The DMO’s medium-term strategy for 2016-19 has a target for a 60/40 mix for the FGN’s domestic and external debt obligations. Over the four years through to December 2016, the ratio has moved ten percentage points towards the target, to 76/24. This move is due more to naira exchange-rate depreciation than changes in the currency of issuance. Our chart does not capture the DMO’s latest data release for end-June 2017, which is partial and includes the naira debt of state governments in the domestic total.
H1 2017 saw the return of the FGN to the Eurobond market and the issuance of a diaspora bond to raise a further US$300m. This would have pushed the mix of the FGN’s obligations closer towards the 60/40 target set by the DMO.
In May the director-general of the budget office, Ban Akabueze, said that the FGN was looking to borrow US$3.5bn externally for financing of the 2017 budget deficit. This was a restatement of the N1.07trn projection set in the approved budget, and tacit recognition of the fact that the issuance in H1 was allocated towards financing of the 2016 deficit.
Akabueze added that the US$3.5bn would consist of US$2.0bn on concessionary terms and US$1.5bn from the commercial market including Eurobonds. Talks with the World Bank on concessionary lending appear to have faltered although a disbursement of US$400m from the African Development Bank may be forthcoming.

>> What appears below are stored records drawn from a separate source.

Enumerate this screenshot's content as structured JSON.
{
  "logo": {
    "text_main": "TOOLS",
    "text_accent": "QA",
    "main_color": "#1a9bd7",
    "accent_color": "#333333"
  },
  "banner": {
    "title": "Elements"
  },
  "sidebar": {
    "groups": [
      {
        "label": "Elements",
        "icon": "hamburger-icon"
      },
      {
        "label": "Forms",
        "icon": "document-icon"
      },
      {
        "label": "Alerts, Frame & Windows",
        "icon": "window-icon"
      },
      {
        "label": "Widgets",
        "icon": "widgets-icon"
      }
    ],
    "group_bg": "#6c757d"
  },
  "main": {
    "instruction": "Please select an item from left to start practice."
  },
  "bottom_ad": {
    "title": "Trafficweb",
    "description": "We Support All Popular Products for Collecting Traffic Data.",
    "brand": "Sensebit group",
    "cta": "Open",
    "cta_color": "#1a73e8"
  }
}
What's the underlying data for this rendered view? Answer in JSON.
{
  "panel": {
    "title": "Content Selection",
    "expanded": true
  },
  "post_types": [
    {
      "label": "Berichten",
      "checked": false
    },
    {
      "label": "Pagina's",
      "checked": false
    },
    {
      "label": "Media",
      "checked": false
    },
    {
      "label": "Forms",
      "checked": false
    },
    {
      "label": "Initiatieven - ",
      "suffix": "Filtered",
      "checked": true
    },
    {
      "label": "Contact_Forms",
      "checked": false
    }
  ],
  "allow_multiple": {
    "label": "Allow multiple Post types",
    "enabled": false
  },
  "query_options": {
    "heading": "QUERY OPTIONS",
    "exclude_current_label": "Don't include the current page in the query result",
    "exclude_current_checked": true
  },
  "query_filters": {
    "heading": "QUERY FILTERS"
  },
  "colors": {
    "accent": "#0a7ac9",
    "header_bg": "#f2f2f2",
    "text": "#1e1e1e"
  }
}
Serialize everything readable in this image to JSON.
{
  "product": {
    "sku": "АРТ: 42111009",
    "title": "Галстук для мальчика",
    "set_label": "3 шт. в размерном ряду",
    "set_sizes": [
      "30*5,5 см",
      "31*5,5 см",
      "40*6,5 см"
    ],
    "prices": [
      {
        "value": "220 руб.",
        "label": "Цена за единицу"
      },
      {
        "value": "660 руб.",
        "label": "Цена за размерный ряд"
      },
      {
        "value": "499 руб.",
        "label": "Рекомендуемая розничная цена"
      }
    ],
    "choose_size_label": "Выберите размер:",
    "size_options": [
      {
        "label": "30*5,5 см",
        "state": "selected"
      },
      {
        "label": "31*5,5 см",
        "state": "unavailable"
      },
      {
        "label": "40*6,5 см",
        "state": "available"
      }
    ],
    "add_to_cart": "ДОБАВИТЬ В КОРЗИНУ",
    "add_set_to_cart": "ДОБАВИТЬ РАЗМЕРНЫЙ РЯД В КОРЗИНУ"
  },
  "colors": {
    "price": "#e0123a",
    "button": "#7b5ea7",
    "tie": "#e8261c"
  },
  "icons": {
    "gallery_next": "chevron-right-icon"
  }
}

The FGN gave a further boost to the attainment of the target with its proposals for a debt restructuring (Good Morning Nigeria, 15 August 2017).